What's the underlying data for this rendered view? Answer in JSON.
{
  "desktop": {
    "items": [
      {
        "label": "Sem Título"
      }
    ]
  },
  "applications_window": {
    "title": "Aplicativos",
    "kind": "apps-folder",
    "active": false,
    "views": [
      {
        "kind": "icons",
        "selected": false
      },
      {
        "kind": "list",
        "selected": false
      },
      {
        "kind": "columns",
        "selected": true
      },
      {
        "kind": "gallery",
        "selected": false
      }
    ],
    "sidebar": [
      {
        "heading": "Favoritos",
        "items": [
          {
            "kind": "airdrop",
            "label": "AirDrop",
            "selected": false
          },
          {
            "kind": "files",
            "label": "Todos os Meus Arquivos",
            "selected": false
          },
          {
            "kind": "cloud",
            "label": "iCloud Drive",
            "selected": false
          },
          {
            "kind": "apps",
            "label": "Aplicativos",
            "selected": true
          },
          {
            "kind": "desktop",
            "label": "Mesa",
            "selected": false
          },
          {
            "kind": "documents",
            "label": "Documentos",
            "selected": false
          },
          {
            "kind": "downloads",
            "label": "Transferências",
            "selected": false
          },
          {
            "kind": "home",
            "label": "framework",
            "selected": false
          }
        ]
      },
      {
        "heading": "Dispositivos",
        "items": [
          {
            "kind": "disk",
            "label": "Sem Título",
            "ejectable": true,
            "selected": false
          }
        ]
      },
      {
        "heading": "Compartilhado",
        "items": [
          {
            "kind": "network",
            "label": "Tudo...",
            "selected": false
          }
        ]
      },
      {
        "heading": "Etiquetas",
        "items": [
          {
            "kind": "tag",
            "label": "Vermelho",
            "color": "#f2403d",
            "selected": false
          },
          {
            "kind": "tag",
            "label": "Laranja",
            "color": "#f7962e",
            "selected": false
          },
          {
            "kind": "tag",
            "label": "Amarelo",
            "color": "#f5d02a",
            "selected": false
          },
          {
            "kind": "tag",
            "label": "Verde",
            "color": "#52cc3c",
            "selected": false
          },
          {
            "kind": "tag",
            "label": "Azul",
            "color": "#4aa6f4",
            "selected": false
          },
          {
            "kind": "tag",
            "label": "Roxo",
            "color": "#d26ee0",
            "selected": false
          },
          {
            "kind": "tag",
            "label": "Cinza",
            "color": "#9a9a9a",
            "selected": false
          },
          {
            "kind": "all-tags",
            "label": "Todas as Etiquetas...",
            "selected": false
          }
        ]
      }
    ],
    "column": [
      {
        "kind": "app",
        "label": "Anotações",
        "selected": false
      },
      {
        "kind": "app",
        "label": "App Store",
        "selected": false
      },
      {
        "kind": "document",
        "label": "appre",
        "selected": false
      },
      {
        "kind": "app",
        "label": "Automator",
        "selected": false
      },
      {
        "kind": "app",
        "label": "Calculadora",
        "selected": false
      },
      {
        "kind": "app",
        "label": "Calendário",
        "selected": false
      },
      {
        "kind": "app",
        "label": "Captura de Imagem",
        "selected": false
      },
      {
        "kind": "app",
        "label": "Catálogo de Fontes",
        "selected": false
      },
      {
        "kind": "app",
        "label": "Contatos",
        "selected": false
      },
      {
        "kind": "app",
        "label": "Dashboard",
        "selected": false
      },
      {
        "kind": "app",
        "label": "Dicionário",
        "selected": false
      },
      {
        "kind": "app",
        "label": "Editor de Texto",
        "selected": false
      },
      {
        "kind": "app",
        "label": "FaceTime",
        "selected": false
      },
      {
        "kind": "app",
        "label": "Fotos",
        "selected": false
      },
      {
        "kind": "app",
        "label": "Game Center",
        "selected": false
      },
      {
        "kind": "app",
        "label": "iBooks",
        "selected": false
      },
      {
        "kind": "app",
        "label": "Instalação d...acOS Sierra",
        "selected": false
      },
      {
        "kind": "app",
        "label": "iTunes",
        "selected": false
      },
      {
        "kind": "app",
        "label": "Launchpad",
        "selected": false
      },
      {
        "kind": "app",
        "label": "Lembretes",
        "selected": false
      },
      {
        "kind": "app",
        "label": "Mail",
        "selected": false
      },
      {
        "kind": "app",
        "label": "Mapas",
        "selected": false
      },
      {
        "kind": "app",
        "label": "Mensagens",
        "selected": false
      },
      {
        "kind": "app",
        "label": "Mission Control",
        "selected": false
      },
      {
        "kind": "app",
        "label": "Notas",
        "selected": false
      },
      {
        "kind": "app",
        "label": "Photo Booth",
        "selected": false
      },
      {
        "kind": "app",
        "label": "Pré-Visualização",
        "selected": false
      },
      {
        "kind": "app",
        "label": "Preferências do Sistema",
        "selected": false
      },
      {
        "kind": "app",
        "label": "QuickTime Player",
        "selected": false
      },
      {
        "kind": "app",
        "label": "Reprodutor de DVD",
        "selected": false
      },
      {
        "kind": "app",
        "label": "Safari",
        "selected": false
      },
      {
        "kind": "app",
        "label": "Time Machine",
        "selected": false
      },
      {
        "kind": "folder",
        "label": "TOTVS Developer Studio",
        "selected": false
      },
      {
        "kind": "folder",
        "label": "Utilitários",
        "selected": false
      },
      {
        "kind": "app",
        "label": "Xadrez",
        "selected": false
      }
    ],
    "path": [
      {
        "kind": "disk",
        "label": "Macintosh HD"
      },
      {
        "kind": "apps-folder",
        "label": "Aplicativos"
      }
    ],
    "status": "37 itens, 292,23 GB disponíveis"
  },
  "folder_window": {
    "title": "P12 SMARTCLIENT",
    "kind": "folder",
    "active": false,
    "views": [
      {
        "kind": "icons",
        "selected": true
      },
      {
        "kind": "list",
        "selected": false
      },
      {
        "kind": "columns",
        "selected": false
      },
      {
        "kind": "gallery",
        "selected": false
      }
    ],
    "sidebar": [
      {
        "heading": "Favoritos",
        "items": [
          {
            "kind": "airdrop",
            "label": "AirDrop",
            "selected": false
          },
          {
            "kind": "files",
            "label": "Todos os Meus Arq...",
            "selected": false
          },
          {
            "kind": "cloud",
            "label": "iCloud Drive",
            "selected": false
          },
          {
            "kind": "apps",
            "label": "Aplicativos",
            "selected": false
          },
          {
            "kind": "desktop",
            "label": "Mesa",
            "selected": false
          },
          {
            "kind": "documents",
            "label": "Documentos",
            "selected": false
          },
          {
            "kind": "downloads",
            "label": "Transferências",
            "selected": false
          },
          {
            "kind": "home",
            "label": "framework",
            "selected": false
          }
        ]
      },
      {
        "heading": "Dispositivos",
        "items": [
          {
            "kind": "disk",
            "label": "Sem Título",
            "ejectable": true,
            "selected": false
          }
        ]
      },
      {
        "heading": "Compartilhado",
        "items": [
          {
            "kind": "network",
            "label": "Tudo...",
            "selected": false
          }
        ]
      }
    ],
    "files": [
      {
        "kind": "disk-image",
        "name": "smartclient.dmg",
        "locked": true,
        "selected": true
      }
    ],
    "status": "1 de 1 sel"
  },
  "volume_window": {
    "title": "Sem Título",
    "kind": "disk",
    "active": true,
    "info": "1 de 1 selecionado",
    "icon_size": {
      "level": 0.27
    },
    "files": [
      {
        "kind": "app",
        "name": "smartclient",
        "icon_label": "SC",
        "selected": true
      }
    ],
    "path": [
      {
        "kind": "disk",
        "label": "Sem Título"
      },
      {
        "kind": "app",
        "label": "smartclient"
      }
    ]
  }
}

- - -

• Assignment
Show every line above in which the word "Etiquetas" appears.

• Result for this task
        "heading": "Etiquetas",
            "label": "Todas as Etiquetas...",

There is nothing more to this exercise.